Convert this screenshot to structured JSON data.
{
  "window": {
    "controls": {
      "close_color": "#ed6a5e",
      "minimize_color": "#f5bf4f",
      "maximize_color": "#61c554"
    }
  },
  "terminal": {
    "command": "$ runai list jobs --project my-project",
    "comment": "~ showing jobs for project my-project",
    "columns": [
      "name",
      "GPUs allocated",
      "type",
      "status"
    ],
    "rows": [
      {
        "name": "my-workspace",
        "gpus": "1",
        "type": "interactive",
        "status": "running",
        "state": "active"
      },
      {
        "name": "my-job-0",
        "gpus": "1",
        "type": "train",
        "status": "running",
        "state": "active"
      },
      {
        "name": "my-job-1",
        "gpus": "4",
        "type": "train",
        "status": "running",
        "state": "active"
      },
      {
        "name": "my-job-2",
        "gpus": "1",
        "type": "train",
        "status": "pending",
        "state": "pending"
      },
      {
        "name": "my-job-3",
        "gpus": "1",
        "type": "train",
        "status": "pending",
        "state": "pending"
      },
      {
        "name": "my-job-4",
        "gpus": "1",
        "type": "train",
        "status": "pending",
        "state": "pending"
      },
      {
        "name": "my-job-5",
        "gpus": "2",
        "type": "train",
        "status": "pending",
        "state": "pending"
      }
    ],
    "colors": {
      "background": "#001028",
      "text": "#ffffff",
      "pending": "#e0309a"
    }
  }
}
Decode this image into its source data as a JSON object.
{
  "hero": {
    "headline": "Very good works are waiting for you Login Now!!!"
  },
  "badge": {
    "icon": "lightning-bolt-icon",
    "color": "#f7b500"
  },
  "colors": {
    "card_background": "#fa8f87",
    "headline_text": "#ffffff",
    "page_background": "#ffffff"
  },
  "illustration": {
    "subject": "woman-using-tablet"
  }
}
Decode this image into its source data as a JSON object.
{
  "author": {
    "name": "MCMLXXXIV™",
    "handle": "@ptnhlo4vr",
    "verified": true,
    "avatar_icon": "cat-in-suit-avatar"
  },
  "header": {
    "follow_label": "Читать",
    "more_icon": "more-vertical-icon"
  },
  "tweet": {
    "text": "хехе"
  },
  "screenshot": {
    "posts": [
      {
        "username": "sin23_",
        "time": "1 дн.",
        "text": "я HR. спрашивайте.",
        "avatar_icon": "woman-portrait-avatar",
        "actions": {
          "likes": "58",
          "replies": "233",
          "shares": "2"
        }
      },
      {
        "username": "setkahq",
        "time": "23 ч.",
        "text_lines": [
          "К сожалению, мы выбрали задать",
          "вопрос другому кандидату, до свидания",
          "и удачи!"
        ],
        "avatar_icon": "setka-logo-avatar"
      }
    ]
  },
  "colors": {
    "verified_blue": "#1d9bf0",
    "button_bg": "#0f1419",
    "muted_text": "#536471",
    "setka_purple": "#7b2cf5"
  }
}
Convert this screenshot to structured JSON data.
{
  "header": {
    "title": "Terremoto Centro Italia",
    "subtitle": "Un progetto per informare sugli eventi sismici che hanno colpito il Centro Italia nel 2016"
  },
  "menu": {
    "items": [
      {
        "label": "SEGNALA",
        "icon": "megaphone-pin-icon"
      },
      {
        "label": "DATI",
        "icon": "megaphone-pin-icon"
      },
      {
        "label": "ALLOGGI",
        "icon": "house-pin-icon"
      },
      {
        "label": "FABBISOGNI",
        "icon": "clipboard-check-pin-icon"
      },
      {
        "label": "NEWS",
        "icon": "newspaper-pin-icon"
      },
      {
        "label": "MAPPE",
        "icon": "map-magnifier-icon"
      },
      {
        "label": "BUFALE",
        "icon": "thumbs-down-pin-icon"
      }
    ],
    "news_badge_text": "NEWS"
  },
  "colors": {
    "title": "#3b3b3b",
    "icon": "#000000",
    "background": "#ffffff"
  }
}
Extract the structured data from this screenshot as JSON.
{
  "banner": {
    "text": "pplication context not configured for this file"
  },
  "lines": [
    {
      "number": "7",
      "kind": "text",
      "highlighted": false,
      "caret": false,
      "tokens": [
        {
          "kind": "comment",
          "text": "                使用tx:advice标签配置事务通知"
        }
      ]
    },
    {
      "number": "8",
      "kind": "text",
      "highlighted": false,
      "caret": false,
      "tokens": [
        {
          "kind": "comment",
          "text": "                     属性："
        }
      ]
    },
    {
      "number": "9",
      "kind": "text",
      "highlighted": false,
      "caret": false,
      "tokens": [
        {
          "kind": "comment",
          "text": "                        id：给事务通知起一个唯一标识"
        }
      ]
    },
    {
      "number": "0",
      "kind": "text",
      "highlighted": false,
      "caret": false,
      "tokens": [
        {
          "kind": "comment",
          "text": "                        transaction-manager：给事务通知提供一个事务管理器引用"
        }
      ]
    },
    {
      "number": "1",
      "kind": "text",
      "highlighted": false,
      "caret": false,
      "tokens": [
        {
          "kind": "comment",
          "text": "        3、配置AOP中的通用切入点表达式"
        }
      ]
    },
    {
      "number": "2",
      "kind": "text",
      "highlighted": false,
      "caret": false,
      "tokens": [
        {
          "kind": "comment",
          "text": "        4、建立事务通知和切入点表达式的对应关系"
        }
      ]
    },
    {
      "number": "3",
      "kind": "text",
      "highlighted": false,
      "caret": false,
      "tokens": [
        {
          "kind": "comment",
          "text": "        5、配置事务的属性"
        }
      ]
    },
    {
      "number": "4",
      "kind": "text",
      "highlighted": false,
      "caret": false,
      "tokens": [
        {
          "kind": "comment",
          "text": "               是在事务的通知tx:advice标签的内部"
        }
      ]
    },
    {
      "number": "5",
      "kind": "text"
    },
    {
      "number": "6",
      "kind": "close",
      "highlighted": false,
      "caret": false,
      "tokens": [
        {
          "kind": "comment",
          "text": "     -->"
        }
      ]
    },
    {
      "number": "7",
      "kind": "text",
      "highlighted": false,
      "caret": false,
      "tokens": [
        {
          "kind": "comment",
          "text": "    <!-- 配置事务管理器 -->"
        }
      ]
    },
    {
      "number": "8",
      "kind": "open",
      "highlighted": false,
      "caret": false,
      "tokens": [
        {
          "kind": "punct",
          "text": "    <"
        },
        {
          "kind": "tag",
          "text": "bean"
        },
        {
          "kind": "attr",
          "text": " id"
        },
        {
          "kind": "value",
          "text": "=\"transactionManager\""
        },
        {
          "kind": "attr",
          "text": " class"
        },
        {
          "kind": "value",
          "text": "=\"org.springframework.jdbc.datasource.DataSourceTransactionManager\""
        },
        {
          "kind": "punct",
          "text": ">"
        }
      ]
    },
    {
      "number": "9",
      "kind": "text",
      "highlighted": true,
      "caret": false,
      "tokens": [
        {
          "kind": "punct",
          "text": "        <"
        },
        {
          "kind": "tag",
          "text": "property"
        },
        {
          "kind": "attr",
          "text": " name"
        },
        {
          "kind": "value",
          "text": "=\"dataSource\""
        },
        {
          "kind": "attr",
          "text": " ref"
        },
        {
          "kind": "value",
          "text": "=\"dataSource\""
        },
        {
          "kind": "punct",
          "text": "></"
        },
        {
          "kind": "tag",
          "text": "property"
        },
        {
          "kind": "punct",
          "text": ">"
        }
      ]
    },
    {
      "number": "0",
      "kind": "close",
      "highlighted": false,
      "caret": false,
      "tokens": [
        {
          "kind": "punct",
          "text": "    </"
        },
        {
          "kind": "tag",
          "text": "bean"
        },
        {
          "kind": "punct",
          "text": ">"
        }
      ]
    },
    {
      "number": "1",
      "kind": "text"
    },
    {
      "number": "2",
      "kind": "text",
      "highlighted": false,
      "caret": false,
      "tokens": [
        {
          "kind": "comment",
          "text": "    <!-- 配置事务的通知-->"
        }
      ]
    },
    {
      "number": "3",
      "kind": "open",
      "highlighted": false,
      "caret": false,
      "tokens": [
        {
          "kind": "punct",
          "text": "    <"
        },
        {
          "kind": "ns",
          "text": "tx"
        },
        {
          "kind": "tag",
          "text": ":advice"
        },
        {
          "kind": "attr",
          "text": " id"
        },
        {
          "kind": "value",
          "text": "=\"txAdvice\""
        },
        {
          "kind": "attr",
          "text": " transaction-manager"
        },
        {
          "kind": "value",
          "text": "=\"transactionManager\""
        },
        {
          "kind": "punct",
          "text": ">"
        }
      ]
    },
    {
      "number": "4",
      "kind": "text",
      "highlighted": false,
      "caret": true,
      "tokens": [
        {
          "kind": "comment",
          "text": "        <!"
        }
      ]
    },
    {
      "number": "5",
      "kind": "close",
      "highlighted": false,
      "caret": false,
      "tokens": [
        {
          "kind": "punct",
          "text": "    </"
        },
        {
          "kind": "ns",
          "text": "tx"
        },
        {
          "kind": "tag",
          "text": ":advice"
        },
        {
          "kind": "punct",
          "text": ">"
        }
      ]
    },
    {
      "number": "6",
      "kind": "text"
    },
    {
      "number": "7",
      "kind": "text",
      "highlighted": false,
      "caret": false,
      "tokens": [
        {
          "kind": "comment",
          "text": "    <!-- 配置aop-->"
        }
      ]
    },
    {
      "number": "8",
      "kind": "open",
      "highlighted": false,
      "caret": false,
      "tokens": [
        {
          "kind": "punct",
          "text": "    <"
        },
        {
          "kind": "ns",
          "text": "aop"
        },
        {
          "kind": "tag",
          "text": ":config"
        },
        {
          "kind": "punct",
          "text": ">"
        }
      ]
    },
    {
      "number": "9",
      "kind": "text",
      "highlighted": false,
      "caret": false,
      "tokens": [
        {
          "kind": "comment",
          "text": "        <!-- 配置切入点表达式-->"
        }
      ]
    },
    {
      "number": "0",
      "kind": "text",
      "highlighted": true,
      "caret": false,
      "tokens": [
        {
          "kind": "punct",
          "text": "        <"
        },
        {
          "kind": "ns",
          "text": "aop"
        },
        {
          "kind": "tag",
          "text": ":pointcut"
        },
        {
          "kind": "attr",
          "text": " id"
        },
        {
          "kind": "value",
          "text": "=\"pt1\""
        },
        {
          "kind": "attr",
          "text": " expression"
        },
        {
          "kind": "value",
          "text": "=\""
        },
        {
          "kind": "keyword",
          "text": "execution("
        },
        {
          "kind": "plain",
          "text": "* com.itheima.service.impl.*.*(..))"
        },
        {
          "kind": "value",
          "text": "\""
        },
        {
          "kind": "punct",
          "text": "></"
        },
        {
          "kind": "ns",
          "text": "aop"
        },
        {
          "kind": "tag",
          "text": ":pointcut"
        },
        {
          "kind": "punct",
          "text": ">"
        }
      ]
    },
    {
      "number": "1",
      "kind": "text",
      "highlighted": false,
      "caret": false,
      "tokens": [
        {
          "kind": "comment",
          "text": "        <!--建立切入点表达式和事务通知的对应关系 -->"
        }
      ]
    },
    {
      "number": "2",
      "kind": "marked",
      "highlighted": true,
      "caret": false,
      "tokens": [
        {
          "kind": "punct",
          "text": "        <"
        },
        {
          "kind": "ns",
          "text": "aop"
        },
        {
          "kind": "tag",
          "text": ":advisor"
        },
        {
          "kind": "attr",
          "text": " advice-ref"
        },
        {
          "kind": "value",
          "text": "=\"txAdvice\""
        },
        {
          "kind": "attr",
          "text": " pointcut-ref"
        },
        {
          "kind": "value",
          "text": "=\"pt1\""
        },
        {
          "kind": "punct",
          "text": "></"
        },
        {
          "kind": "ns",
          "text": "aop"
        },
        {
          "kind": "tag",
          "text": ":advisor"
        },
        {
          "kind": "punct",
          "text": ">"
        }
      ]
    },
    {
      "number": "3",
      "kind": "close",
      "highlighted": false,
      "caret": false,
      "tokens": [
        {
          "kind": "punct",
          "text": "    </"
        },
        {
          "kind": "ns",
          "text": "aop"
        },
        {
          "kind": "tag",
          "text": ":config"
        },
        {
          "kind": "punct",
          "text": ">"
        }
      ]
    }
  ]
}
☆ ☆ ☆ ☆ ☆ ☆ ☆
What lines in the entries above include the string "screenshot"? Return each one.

ANSWER TO THIS PROBLEM:
Convert this screenshot to structured JSON data.
  "screenshot": {
Convert this screenshot to structured JSON data.
Extract the structured data from this screenshot as JSON.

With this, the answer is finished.